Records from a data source
:::

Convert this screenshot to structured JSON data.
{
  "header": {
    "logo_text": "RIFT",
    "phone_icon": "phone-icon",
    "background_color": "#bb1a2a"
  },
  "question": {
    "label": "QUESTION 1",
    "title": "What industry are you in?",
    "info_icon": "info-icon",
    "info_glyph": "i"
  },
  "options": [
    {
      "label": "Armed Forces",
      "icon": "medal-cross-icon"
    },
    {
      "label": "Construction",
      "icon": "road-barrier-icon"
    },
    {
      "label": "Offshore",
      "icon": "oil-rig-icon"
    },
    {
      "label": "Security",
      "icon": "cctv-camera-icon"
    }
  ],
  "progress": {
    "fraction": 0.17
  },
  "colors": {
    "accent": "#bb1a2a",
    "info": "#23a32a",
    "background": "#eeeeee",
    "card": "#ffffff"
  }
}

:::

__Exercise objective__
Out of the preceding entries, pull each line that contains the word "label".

__Solution to this task__
    "label": "QUESTION 1",
      "label": "Armed Forces",
      "label": "Construction",
      "label": "Offshore",
      "label": "Security",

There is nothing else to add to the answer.